* _WHAT THE EXERCISE ASKS_: From the first line to the last, reproduce the data exactly.
====
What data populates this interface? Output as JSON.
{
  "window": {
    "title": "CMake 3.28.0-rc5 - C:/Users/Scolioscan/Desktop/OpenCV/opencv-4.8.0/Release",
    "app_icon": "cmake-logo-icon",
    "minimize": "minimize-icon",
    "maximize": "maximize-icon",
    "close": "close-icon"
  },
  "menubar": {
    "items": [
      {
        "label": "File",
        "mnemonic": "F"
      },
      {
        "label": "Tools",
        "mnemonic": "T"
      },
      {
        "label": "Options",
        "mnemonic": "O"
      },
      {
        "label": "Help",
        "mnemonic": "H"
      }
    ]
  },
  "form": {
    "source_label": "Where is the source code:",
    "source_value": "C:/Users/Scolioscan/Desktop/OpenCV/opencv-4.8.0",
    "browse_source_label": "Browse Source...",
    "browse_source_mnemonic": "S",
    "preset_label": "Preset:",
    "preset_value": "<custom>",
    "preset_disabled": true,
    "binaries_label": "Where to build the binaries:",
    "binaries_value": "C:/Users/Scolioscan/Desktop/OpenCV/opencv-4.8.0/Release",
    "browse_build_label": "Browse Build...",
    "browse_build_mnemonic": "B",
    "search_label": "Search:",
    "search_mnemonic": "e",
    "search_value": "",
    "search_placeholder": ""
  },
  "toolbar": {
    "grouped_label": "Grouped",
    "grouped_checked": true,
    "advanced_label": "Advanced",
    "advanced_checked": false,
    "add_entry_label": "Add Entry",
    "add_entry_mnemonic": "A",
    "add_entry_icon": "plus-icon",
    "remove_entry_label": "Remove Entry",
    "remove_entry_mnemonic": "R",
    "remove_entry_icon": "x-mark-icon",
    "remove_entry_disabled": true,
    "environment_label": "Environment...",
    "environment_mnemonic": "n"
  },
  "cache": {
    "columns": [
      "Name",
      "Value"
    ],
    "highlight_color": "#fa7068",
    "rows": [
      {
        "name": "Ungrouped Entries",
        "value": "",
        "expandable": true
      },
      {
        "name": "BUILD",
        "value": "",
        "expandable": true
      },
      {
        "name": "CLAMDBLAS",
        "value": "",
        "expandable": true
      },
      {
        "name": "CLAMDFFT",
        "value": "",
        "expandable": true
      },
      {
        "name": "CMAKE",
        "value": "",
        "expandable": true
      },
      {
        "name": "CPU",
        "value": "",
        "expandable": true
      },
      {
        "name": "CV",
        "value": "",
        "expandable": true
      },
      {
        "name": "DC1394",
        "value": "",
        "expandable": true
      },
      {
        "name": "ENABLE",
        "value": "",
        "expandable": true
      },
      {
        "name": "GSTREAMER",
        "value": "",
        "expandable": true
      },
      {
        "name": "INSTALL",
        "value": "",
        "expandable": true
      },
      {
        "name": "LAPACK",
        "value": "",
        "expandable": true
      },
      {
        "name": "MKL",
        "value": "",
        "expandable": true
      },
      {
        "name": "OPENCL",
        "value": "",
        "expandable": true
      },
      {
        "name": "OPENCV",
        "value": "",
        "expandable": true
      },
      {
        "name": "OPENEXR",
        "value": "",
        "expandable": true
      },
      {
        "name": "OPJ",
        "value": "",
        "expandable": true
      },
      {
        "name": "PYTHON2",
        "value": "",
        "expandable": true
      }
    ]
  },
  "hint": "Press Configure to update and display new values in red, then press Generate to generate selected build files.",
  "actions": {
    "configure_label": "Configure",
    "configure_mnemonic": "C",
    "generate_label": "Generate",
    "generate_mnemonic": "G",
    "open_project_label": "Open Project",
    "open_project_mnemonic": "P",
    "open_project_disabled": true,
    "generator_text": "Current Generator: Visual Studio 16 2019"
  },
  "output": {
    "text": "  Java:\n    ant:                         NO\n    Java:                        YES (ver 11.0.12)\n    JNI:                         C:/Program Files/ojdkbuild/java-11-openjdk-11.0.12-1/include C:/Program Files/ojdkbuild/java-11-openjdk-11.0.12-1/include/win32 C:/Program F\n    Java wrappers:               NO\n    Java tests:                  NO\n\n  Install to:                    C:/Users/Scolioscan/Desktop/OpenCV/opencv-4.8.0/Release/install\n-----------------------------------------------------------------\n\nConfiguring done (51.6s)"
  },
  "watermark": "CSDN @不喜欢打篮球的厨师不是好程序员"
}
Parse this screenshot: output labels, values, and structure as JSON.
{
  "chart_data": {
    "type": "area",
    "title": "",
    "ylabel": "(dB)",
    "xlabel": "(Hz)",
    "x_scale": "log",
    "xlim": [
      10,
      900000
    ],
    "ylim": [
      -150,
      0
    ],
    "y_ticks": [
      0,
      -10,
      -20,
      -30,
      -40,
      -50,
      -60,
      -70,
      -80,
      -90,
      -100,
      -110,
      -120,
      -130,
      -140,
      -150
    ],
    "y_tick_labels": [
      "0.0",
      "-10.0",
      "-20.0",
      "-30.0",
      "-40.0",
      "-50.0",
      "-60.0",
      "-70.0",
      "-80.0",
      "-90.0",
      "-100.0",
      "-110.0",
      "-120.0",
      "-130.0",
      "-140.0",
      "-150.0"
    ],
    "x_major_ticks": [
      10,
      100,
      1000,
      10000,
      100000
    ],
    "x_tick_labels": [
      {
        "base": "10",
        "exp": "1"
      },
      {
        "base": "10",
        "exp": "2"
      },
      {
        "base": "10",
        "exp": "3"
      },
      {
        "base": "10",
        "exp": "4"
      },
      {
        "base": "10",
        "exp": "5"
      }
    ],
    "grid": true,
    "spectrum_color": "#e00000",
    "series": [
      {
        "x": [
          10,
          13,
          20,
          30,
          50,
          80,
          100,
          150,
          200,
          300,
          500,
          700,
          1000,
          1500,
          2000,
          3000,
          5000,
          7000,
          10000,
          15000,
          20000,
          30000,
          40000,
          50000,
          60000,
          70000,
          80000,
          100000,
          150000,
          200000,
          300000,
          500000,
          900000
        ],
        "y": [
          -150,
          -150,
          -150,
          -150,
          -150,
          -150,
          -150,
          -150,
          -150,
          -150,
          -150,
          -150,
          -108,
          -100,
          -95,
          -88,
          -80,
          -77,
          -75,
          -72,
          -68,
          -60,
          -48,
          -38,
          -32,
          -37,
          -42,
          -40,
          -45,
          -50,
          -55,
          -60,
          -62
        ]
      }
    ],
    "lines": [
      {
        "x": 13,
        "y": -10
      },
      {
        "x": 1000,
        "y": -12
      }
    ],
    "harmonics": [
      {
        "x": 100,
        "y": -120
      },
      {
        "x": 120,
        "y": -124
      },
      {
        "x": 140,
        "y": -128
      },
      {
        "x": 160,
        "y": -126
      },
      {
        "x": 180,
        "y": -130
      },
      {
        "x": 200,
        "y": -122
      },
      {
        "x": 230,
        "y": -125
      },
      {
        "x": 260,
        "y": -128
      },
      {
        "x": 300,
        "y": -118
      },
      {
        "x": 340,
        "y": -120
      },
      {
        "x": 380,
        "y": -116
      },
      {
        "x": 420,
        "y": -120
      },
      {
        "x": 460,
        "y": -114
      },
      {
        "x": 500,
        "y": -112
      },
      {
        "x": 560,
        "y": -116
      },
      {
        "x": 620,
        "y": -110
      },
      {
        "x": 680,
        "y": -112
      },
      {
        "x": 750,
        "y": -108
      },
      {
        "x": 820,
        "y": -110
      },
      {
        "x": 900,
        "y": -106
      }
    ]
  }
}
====
* _REPLY_:
What data populates this interface? Output as JSON.
{
  "window": {
    "title": "CMake 3.28.0-rc5 - C:/Users/Scolioscan/Desktop/OpenCV/opencv-4.8.0/Release",
    "app_icon": "cmake-logo-icon",
    "minimize": "minimize-icon",
    "maximize": "maximize-icon",
    "close": "close-icon"
  },
  "menubar": {
    "items": [
      {
        "label": "File",
        "mnemonic": "F"
      },
      {
        "label": "Tools",
        "mnemonic": "T"
      },
      {
        "label": "Options",
        "mnemonic": "O"
      },
      {
        "label": "Help",
        "mnemonic": "H"
      }
    ]
  },
  "form": {
    "source_label": "Where is the source code:",
    "source_value": "C:/Users/Scolioscan/Desktop/OpenCV/opencv-4.8.0",
    "browse_source_label": "Browse Source...",
    "browse_source_mnemonic": "S",
    "preset_label": "Preset:",
    "preset_value": "<custom>",
    "preset_disabled": true,
    "binaries_label": "Where to build the binaries:",
    "binaries_value": "C:/Users/Scolioscan/Desktop/OpenCV/opencv-4.8.0/Release",
    "browse_build_label": "Browse Build...",
    "browse_build_mnemonic": "B",
    "search_label": "Search:",
    "search_mnemonic": "e",
    "search_value": "",
    "search_placeholder": ""
  },
  "toolbar": {
    "grouped_label": "Grouped",
    "grouped_checked": true,
    "advanced_label": "Advanced",
    "advanced_checked": false,
    "add_entry_label": "Add Entry",
    "add_entry_mnemonic": "A",
    "add_entry_icon": "plus-icon",
    "remove_entry_label": "Remove Entry",
    "remove_entry_mnemonic": "R",
    "remove_entry_icon": "x-mark-icon",
    "remove_entry_disabled": true,
    "environment_label": "Environment...",
    "environment_mnemonic": "n"
  },
  "cache": {
    "columns": [
      "Name",
      "Value"
    ],
    "highlight_color": "#fa7068",
    "rows": [
      {
        "name": "Ungrouped Entries",
        "value": "",
        "expandable": true
      },
      {
        "name": "BUILD",
        "value": "",
        "expandable": true
      },
      {
        "name": "CLAMDBLAS",
        "value": "",
        "expandable": true
      },
      {
        "name": "CLAMDFFT",
        "value": "",
        "expandable": true
      },
      {
        "name": "CMAKE",
        "value": "",
        "expandable": true
      },
      {
        "name": "CPU",
        "value": "",
        "expandable": true
      },
      {
        "name": "CV",
        "value": "",
        "expandable": true
      },
      {
        "name": "DC1394",
        "value": "",
        "expandable": true
      },
      {
        "name": "ENABLE",
        "value": "",
        "expandable": true
      },
      {
        "name": "GSTREAMER",
        "value": "",
        "expandable": true
      },
      {
        "name": "INSTALL",
        "value": "",
        "expandable": true
      },
      {
        "name": "LAPACK",
        "value": "",
        "expandable": true
      },
      {
        "name": "MKL",
        "value": "",
        "expandable": true
      },
      {
        "name": "OPENCL",
        "value": "",
        "expandable": true
      },
      {
        "name": "OPENCV",
        "value": "",
        "expandable": true
      },
      {
        "name": "OPENEXR",
        "value": "",
        "expandable": true
      },
      {
        "name": "OPJ",
        "value": "",
        "expandable": true
      },
      {
        "name": "PYTHON2",
        "value": "",
        "expandable": true
      }
    ]
  },
  "hint": "Press Configure to update and display new values in red, then press Generate to generate selected build files.",
  "actions": {
    "configure_label": "Configure",
    "configure_mnemonic": "C",
    "generate_label": "Generate",
    "generate_mnemonic": "G",
    "open_project_label": "Open Project",
    "open_project_mnemonic": "P",
    "open_project_disabled": true,
    "generator_text": "Current Generator: Visual Studio 16 2019"
  },
  "output": {
    "text": "  Java:\n    ant:                         NO\n    Java:                        YES (ver 11.0.12)\n    JNI:                         C:/Program Files/ojdkbuild/java-11-openjdk-11.0.12-1/include C:/Program Files/ojdkbuild/java-11-openjdk-11.0.12-1/include/win32 C:/Program F\n    Java wrappers:               NO\n    Java tests:                  NO\n\n  Install to:                    C:/Users/Scolioscan/Desktop/OpenCV/opencv-4.8.0/Release/install\n-----------------------------------------------------------------\n\nConfiguring done (51.6s)"
  },
  "watermark": "CSDN @不喜欢打篮球的厨师不是好程序员"
}
Parse this screenshot: output labels, values, and structure as JSON.
{
  "chart_data": {
    "type": "area",
    "title": "",
    "ylabel": "(dB)",
    "xlabel": "(Hz)",
    "x_scale": "log",
    "xlim": [
      10,
      900000
    ],
    "ylim": [
      -150,
      0
    ],
    "y_ticks": [
      0,
      -10,
      -20,
      -30,
      -40,
      -50,
      -60,
      -70,
      -80,
      -90,
      -100,
      -110,
      -120,
      -130,
      -140,
      -150
    ],
    "y_tick_labels": [
      "0.0",
      "-10.0",
      "-20.0",
      "-30.0",
      "-40.0",
      "-50.0",
      "-60.0",
      "-70.0",
      "-80.0",
      "-90.0",
      "-100.0",
      "-110.0",
      "-120.0",
      "-130.0",
      "-140.0",
      "-150.0"
    ],
    "x_major_ticks": [
      10,
      100,
      1000,
      10000,
      100000
    ],
    "x_tick_labels": [
      {
        "base": "10",
        "exp": "1"
      },
      {
        "base": "10",
        "exp": "2"
      },
      {
        "base": "10",
        "exp": "3"
      },
      {
        "base": "10",
        "exp": "4"
      },
      {
        "base": "10",
        "exp": "5"
      }
    ],
    "grid": true,
    "spectrum_color": "#e00000",
    "series": [
      {
        "x": [
          10,
          13,
          20,
          30,
          50,
          80,
          100,
          150,
          200,
          300,
          500,
          700,
          1000,
          1500,
          2000,
          3000,
          5000,
          7000,
          10000,
          15000,
          20000,
          30000,
          40000,
          50000,
          60000,
          70000,
          80000,
          100000,
          150000,
          200000,
          300000,
          500000,
          900000
        ],
        "y": [
          -150,
          -150,
          -150,
          -150,
          -150,
          -150,
          -150,
          -150,
          -150,
          -150,
          -150,
          -150,
          -108,
          -100,
          -95,
          -88,
          -80,
          -77,
          -75,
          -72,
          -68,
          -60,
          -48,
          -38,
          -32,
          -37,
          -42,
          -40,
          -45,
          -50,
          -55,
          -60,
          -62
        ]
      }
    ],
    "lines": [
      {
        "x": 13,
        "y": -10
      },
      {
        "x": 1000,
        "y": -12
      }
    ],
    "harmonics": [
      {
        "x": 100,
        "y": -120
      },
      {
        "x": 120,
        "y": -124
      },
      {
        "x": 140,
        "y": -128
      },
      {
        "x": 160,
        "y": -126
      },
      {
        "x": 180,
        "y": -130
      },
      {
        "x": 200,
        "y": -122
      },
      {
        "x": 230,
        "y": -125
      },
      {
        "x": 260,
        "y": -128
      },
      {
        "x": 300,
        "y": -118
      },
      {
        "x": 340,
        "y": -120
      },
      {
        "x": 380,
        "y": -116
      },
      {
        "x": 420,
        "y": -120
      },
      {
        "x": 460,
        "y": -114
      },
      {
        "x": 500,
        "y": -112
      },
      {
        "x": 560,
        "y": -116
      },
      {
        "x": 620,
        "y": -110
      },
      {
        "x": 680,
        "y": -112
      },
      {
        "x": 750,
        "y": -108
      },
      {
        "x": 820,
        "y": -110
      },
      {
        "x": 900,
        "y": -106
      }
    ]
  }
}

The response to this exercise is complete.